== Task input ==
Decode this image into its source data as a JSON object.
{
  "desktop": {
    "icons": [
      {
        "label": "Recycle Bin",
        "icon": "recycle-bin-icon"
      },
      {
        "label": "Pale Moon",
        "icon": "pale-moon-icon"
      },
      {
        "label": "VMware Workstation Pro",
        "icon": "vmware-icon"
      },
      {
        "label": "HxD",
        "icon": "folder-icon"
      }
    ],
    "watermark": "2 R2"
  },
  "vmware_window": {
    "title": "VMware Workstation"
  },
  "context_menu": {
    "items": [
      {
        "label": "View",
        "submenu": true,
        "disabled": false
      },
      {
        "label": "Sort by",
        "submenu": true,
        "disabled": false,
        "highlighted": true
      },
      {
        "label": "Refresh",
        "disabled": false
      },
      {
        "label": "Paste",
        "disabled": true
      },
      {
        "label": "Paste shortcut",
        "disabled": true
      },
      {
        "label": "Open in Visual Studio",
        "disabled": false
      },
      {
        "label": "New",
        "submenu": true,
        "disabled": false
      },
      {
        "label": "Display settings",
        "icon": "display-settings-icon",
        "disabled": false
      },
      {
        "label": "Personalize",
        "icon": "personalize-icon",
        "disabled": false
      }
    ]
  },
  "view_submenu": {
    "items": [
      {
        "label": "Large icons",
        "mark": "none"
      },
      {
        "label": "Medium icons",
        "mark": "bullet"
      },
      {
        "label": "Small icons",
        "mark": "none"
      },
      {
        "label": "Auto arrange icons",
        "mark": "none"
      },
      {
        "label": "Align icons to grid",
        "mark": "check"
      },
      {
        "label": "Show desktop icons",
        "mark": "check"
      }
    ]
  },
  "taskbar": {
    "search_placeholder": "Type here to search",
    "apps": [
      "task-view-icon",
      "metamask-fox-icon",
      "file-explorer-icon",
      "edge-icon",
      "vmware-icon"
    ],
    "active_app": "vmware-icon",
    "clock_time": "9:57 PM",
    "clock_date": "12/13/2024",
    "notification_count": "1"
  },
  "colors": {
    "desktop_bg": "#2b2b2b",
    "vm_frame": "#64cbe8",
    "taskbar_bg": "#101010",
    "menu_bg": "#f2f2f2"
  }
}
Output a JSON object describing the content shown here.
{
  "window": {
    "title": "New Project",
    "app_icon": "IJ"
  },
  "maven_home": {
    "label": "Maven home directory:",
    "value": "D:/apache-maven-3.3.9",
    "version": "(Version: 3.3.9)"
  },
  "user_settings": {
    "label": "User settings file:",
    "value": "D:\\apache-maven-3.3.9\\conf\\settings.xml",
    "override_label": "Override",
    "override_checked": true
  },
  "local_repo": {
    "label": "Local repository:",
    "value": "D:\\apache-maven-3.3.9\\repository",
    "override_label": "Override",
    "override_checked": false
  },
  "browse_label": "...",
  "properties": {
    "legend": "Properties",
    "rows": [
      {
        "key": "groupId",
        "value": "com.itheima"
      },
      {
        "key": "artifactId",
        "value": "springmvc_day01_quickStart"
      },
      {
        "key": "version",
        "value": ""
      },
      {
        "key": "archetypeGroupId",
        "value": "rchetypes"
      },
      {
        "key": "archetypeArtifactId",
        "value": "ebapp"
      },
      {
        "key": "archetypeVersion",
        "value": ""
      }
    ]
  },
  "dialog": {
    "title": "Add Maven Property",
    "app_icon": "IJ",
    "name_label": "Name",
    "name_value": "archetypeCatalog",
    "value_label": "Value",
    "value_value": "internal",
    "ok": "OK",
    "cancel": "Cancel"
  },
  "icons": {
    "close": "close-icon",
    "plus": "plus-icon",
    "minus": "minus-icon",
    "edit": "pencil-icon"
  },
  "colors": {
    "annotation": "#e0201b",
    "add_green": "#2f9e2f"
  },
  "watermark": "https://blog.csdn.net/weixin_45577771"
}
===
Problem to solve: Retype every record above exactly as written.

Written response:
Decode this image into its source data as a JSON object.
{
  "desktop": {
    "icons": [
      {
        "label": "Recycle Bin",
        "icon": "recycle-bin-icon"
      },
      {
        "label": "Pale Moon",
        "icon": "pale-moon-icon"
      },
      {
        "label": "VMware Workstation Pro",
        "icon": "vmware-icon"
      },
      {
        "label": "HxD",
        "icon": "folder-icon"
      }
    ],
    "watermark": "2 R2"
  },
  "vmware_window": {
    "title": "VMware Workstation"
  },
  "context_menu": {
    "items": [
      {
        "label": "View",
        "submenu": true,
        "disabled": false
      },
      {
        "label": "Sort by",
        "submenu": true,
        "disabled": false,
        "highlighted": true
      },
      {
        "label": "Refresh",
        "disabled": false
      },
      {
        "label": "Paste",
        "disabled": true
      },
      {
        "label": "Paste shortcut",
        "disabled": true
      },
      {
        "label": "Open in Visual Studio",
        "disabled": false
      },
      {
        "label": "New",
        "submenu": true,
        "disabled": false
      },
      {
        "label": "Display settings",
        "icon": "display-settings-icon",
        "disabled": false
      },
      {
        "label": "Personalize",
        "icon": "personalize-icon",
        "disabled": false
      }
    ]
  },
  "view_submenu": {
    "items": [
      {
        "label": "Large icons",
        "mark": "none"
      },
      {
        "label": "Medium icons",
        "mark": "bullet"
      },
      {
        "label": "Small icons",
        "mark": "none"
      },
      {
        "label": "Auto arrange icons",
        "mark": "none"
      },
      {
        "label": "Align icons to grid",
        "mark": "check"
      },
      {
        "label": "Show desktop icons",
        "mark": "check"
      }
    ]
  },
  "taskbar": {
    "search_placeholder": "Type here to search",
    "apps": [
      "task-view-icon",
      "metamask-fox-icon",
      "file-explorer-icon",
      "edge-icon",
      "vmware-icon"
    ],
    "active_app": "vmware-icon",
    "clock_time": "9:57 PM",
    "clock_date": "12/13/2024",
    "notification_count": "1"
  },
  "colors": {
    "desktop_bg": "#2b2b2b",
    "vm_frame": "#64cbe8",
    "taskbar_bg": "#101010",
    "menu_bg": "#f2f2f2"
  }
}
Output a JSON object describing the content shown here.
{
  "window": {
    "title": "New Project",
    "app_icon": "IJ"
  },
  "maven_home": {
    "label": "Maven home directory:",
    "value": "D:/apache-maven-3.3.9",
    "version": "(Version: 3.3.9)"
  },
  "user_settings": {
    "label": "User settings file:",
    "value": "D:\\apache-maven-3.3.9\\conf\\settings.xml",
    "override_label": "Override",
    "override_checked": true
  },
  "local_repo": {
    "label": "Local repository:",
    "value": "D:\\apache-maven-3.3.9\\repository",
    "override_label": "Override",
    "override_checked": false
  },
  "browse_label": "...",
  "properties": {
    "legend": "Properties",
    "rows": [
      {
        "key": "groupId",
        "value": "com.itheima"
      },
      {
        "key": "artifactId",
        "value": "springmvc_day01_quickStart"
      },
      {
        "key": "version",
        "value": ""
      },
      {
        "key": "archetypeGroupId",
        "value": "rchetypes"
      },
      {
        "key": "archetypeArtifactId",
        "value": "ebapp"
      },
      {
        "key": "archetypeVersion",
        "value": ""
      }
    ]
  },
  "dialog": {
    "title": "Add Maven Property",
    "app_icon": "IJ",
    "name_label": "Name",
    "name_value": "archetypeCatalog",
    "value_label": "Value",
    "value_value": "internal",
    "ok": "OK",
    "cancel": "Cancel"
  },
  "icons": {
    "close": "close-icon",
    "plus": "plus-icon",
    "minus": "minus-icon",
    "edit": "pencil-icon"
  },
  "colors": {
    "annotation": "#e0201b",
    "add_green": "#2f9e2f"
  },
  "watermark": "https://blog.csdn.net/weixin_45577771"
}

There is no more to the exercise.